[Component data from apps and pages]

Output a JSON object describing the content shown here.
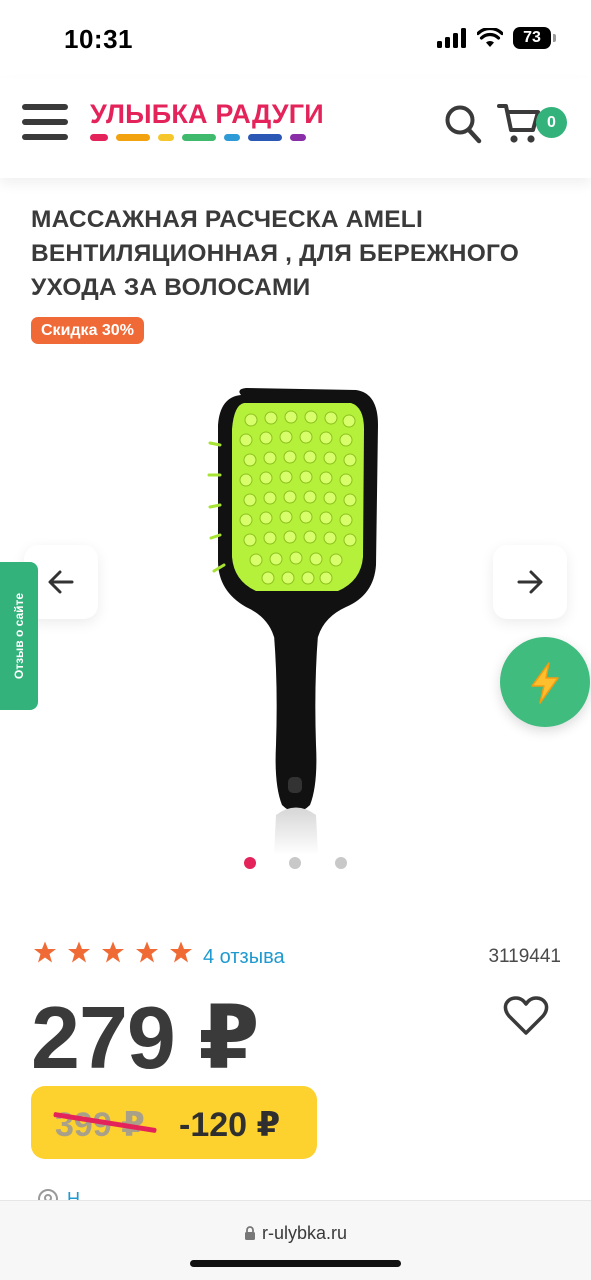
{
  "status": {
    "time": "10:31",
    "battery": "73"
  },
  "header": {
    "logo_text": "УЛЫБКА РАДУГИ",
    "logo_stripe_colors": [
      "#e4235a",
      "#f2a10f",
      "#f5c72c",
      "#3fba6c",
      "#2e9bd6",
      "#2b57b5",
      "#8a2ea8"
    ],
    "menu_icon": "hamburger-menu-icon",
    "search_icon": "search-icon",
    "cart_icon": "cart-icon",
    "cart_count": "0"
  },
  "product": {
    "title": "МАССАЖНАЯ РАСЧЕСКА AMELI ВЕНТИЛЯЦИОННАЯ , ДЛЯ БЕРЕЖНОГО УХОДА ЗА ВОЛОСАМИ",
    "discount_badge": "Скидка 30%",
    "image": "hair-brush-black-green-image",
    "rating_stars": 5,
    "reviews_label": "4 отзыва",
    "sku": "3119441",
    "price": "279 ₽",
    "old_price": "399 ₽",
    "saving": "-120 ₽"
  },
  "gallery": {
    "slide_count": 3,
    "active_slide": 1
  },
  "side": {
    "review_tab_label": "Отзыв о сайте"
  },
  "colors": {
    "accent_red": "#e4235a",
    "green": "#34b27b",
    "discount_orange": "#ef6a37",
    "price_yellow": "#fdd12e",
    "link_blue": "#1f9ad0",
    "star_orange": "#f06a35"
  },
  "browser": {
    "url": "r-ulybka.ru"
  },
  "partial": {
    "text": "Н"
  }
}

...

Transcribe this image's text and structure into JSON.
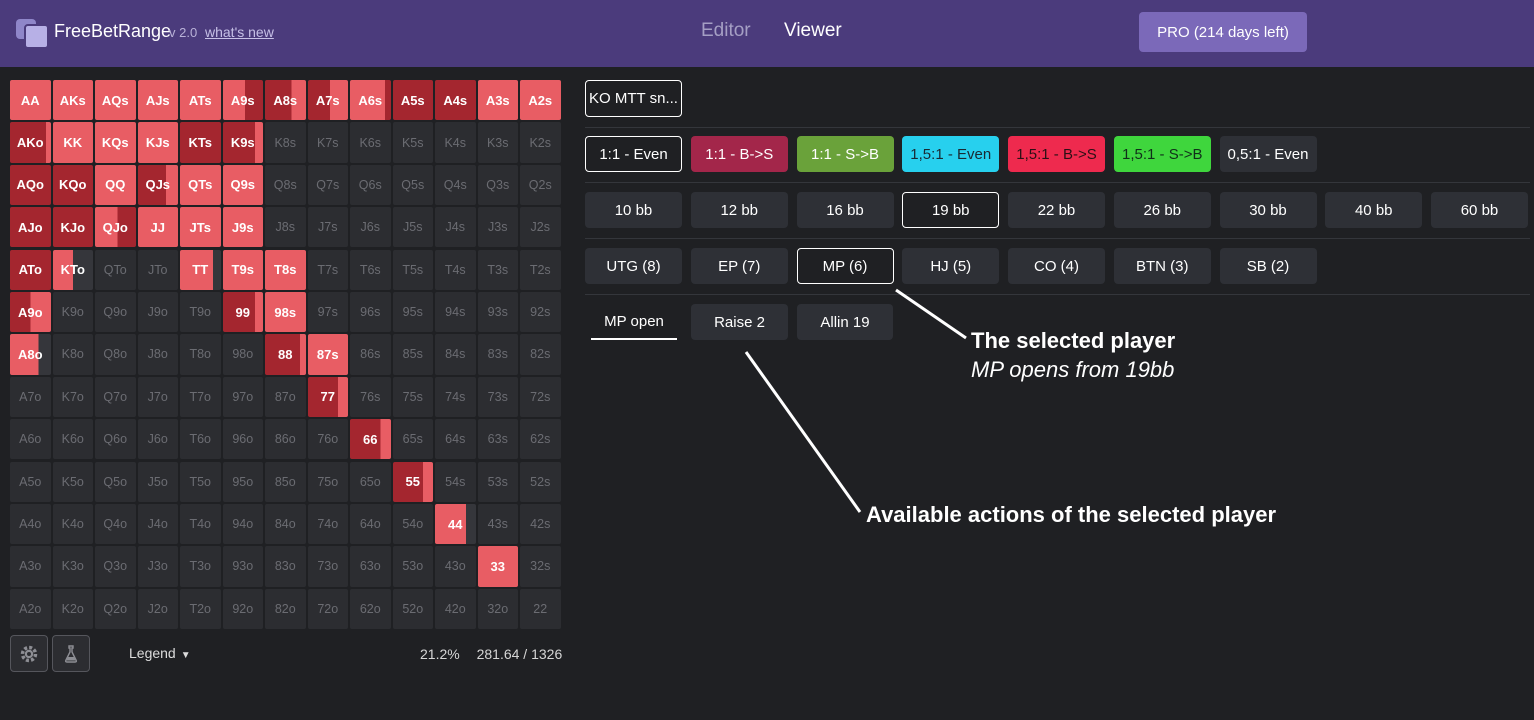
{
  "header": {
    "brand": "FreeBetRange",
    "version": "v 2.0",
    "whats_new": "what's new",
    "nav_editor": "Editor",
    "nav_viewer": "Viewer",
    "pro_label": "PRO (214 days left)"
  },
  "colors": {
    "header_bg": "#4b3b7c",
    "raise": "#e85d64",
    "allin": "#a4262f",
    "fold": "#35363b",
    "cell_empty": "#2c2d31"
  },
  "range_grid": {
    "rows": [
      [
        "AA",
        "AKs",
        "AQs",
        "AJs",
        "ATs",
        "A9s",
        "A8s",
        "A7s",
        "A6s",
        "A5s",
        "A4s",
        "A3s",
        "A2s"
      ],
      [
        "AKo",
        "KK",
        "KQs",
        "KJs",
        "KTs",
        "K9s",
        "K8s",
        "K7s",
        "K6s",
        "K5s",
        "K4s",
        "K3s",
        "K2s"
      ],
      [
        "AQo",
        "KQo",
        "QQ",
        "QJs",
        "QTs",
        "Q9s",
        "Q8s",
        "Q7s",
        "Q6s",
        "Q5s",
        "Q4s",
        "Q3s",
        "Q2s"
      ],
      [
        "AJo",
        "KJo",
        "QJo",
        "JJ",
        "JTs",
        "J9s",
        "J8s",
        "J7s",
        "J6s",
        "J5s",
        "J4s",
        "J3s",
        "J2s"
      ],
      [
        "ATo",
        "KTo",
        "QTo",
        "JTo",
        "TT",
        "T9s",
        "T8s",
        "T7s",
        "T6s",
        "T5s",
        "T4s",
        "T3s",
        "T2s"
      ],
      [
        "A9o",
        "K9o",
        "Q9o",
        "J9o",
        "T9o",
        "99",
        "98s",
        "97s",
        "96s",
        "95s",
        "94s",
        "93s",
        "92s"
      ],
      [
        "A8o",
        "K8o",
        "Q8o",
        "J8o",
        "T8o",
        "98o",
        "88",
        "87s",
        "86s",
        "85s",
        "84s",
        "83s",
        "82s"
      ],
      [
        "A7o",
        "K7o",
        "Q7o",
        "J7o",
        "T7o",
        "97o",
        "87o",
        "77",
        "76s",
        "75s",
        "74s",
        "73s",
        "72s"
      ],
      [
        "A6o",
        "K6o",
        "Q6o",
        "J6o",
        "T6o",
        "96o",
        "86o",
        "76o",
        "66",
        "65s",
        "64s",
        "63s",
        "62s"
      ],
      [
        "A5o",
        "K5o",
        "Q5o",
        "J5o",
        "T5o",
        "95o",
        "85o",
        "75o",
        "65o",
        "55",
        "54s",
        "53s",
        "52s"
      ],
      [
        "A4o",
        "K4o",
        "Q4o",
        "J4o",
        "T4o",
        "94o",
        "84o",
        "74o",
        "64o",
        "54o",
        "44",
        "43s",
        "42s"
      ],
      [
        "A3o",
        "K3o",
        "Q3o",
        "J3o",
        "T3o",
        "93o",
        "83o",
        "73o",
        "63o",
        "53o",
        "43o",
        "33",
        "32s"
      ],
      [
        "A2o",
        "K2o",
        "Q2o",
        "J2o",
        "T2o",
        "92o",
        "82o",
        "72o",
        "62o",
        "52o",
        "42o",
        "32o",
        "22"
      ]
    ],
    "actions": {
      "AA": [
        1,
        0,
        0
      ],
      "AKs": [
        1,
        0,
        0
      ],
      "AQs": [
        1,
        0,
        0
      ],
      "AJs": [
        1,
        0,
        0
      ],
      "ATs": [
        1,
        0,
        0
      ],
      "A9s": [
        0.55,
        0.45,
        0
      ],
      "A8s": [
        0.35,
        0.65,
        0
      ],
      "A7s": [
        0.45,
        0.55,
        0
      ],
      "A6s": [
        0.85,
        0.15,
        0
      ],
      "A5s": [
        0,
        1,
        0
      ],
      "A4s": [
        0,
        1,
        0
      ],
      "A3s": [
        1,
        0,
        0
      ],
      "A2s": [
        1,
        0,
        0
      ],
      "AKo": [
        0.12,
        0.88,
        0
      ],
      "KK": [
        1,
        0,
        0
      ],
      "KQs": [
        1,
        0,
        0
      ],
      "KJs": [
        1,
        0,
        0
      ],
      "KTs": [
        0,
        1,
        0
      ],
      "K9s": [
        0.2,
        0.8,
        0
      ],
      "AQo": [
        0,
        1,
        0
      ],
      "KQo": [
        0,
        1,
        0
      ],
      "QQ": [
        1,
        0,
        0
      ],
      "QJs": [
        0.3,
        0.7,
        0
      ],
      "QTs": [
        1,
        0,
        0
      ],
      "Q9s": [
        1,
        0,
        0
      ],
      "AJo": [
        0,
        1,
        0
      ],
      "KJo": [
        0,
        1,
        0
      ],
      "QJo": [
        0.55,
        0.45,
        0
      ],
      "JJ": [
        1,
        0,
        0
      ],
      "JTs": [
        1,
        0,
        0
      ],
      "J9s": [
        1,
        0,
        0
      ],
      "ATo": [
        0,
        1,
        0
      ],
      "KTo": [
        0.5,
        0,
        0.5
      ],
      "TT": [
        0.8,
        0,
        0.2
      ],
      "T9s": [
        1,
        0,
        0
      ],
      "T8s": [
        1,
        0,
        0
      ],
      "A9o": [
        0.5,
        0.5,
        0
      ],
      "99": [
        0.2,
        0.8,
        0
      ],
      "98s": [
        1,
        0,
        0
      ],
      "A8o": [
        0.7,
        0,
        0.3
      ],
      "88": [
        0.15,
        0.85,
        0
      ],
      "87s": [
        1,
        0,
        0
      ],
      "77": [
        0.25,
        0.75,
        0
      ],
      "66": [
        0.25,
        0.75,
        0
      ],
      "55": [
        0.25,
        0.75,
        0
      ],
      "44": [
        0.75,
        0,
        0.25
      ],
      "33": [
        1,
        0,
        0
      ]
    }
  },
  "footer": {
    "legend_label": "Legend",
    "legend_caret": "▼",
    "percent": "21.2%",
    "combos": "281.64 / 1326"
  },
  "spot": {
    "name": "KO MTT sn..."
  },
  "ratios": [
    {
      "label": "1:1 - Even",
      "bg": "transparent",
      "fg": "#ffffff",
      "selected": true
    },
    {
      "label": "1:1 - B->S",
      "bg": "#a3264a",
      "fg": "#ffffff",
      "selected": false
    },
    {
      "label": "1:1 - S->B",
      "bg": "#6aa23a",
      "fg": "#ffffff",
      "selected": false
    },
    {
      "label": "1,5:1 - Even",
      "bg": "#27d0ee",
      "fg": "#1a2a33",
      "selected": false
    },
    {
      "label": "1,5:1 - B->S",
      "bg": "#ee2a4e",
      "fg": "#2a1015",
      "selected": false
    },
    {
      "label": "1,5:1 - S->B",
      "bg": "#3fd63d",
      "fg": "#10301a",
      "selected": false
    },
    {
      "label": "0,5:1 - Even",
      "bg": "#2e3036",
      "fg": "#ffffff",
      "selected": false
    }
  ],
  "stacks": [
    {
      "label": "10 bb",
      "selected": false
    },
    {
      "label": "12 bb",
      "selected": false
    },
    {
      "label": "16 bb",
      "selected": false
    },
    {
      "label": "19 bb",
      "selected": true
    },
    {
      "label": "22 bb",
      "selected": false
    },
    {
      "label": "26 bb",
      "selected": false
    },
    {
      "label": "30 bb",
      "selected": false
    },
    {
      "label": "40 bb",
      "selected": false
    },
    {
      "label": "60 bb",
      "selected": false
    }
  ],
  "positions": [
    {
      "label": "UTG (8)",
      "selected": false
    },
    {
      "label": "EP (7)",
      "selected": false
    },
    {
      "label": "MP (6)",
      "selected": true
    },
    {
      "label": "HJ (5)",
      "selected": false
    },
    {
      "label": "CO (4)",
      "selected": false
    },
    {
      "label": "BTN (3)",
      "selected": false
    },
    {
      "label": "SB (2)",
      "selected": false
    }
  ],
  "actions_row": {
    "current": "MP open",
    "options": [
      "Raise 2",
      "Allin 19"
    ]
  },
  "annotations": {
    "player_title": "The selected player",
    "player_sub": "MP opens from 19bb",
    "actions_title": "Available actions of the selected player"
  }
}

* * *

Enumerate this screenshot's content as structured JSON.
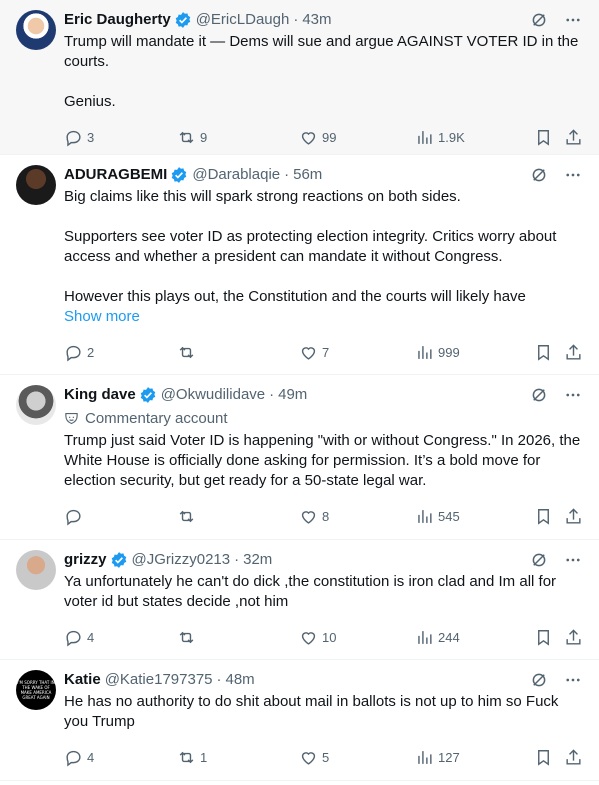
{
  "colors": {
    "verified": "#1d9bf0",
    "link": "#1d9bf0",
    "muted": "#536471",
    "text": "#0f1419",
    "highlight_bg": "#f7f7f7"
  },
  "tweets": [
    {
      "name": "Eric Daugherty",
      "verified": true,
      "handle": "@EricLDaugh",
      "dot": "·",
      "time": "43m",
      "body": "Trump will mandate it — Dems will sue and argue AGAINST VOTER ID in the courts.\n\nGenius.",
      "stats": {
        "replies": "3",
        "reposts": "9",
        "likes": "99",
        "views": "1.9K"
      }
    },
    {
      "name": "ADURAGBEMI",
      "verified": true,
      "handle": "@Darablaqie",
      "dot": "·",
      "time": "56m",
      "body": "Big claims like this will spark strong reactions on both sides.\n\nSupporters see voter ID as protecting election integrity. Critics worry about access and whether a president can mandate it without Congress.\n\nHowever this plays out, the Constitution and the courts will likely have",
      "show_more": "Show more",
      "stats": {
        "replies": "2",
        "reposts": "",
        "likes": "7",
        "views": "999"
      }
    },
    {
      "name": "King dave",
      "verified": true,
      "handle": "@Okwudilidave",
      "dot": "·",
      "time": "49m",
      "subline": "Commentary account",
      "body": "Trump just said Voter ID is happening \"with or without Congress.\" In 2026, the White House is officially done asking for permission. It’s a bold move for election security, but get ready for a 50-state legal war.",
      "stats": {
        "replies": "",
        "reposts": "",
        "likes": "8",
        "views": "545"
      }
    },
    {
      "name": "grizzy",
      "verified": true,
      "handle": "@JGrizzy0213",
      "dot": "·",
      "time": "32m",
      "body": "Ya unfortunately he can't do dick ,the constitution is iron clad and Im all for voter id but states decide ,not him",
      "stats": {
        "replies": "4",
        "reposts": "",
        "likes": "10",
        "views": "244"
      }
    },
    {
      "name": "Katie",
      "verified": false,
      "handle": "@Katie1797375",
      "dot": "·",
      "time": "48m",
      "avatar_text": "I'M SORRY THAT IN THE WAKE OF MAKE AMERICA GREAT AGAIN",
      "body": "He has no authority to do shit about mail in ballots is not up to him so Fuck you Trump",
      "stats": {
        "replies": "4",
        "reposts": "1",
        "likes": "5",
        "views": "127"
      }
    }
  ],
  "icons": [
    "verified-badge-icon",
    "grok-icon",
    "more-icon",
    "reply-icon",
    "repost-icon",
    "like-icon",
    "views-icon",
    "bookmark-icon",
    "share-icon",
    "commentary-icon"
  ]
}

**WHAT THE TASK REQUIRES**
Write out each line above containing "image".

**PROBLEM SOLUTION**
    "image": "hair-brush-black-green-image",
Transcribe this image's text and structure into JSON.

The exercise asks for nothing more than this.